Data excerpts
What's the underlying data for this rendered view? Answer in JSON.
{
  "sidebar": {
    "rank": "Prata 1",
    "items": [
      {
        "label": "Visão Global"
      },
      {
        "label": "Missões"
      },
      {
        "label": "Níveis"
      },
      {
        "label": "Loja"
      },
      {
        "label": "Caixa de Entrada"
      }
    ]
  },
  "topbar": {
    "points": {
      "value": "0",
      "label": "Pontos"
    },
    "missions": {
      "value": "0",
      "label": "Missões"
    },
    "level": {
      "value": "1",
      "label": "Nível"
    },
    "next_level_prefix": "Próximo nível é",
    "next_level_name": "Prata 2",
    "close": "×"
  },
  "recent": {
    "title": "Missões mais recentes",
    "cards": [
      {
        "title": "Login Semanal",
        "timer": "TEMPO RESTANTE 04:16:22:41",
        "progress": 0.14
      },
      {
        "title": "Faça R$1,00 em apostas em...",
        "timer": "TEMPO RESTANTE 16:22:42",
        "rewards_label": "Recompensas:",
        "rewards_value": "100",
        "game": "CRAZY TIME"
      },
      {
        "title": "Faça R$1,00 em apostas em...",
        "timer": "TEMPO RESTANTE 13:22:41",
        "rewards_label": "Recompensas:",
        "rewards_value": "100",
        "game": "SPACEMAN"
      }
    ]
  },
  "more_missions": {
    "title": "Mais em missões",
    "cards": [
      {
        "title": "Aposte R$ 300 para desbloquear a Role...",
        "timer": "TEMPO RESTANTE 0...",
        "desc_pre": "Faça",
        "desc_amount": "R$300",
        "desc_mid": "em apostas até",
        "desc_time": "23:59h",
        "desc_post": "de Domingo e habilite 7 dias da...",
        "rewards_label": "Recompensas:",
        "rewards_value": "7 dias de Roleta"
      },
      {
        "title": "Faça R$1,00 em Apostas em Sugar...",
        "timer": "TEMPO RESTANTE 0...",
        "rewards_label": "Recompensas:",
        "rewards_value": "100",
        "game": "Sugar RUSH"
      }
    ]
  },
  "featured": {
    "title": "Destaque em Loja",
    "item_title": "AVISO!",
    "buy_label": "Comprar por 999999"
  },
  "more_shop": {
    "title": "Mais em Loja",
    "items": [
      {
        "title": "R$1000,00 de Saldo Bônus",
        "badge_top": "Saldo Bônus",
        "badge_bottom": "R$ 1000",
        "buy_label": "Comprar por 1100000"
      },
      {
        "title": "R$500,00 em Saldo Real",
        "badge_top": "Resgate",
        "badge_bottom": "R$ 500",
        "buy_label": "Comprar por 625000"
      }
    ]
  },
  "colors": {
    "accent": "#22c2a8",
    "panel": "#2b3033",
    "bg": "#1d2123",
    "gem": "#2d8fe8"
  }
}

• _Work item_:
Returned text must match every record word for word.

• _Task response_:
What's the underlying data for this rendered view? Answer in JSON.
{
  "sidebar": {
    "rank": "Prata 1",
    "items": [
      {
        "label": "Visão Global"
      },
      {
        "label": "Missões"
      },
      {
        "label": "Níveis"
      },
      {
        "label": "Loja"
      },
      {
        "label": "Caixa de Entrada"
      }
    ]
  },
  "topbar": {
    "points": {
      "value": "0",
      "label": "Pontos"
    },
    "missions": {
      "value": "0",
      "label": "Missões"
    },
    "level": {
      "value": "1",
      "label": "Nível"
    },
    "next_level_prefix": "Próximo nível é",
    "next_level_name": "Prata 2",
    "close": "×"
  },
  "recent": {
    "title": "Missões mais recentes",
    "cards": [
      {
        "title": "Login Semanal",
        "timer": "TEMPO RESTANTE 04:16:22:41",
        "progress": 0.14
      },
      {
        "title": "Faça R$1,00 em apostas em...",
        "timer": "TEMPO RESTANTE 16:22:42",
        "rewards_label": "Recompensas:",
        "rewards_value": "100",
        "game": "CRAZY TIME"
      },
      {
        "title": "Faça R$1,00 em apostas em...",
        "timer": "TEMPO RESTANTE 13:22:41",
        "rewards_label": "Recompensas:",
        "rewards_value": "100",
        "game": "SPACEMAN"
      }
    ]
  },
  "more_missions": {
    "title": "Mais em missões",
    "cards": [
      {
        "title": "Aposte R$ 300 para desbloquear a Role...",
        "timer": "TEMPO RESTANTE 0...",
        "desc_pre": "Faça",
        "desc_amount": "R$300",
        "desc_mid": "em apostas até",
        "desc_time": "23:59h",
        "desc_post": "de Domingo e habilite 7 dias da...",
        "rewards_label": "Recompensas:",
        "rewards_value": "7 dias de Roleta"
      },
      {
        "title": "Faça R$1,00 em Apostas em Sugar...",
        "timer": "TEMPO RESTANTE 0...",
        "rewards_label": "Recompensas:",
        "rewards_value": "100",
        "game": "Sugar RUSH"
      }
    ]
  },
  "featured": {
    "title": "Destaque em Loja",
    "item_title": "AVISO!",
    "buy_label": "Comprar por 999999"
  },
  "more_shop": {
    "title": "Mais em Loja",
    "items": [
      {
        "title": "R$1000,00 de Saldo Bônus",
        "badge_top": "Saldo Bônus",
        "badge_bottom": "R$ 1000",
        "buy_label": "Comprar por 1100000"
      },
      {
        "title": "R$500,00 em Saldo Real",
        "badge_top": "Resgate",
        "badge_bottom": "R$ 500",
        "buy_label": "Comprar por 625000"
      }
    ]
  },
  "colors": {
    "accent": "#22c2a8",
    "panel": "#2b3033",
    "bg": "#1d2123",
    "gem": "#2d8fe8"
  }
}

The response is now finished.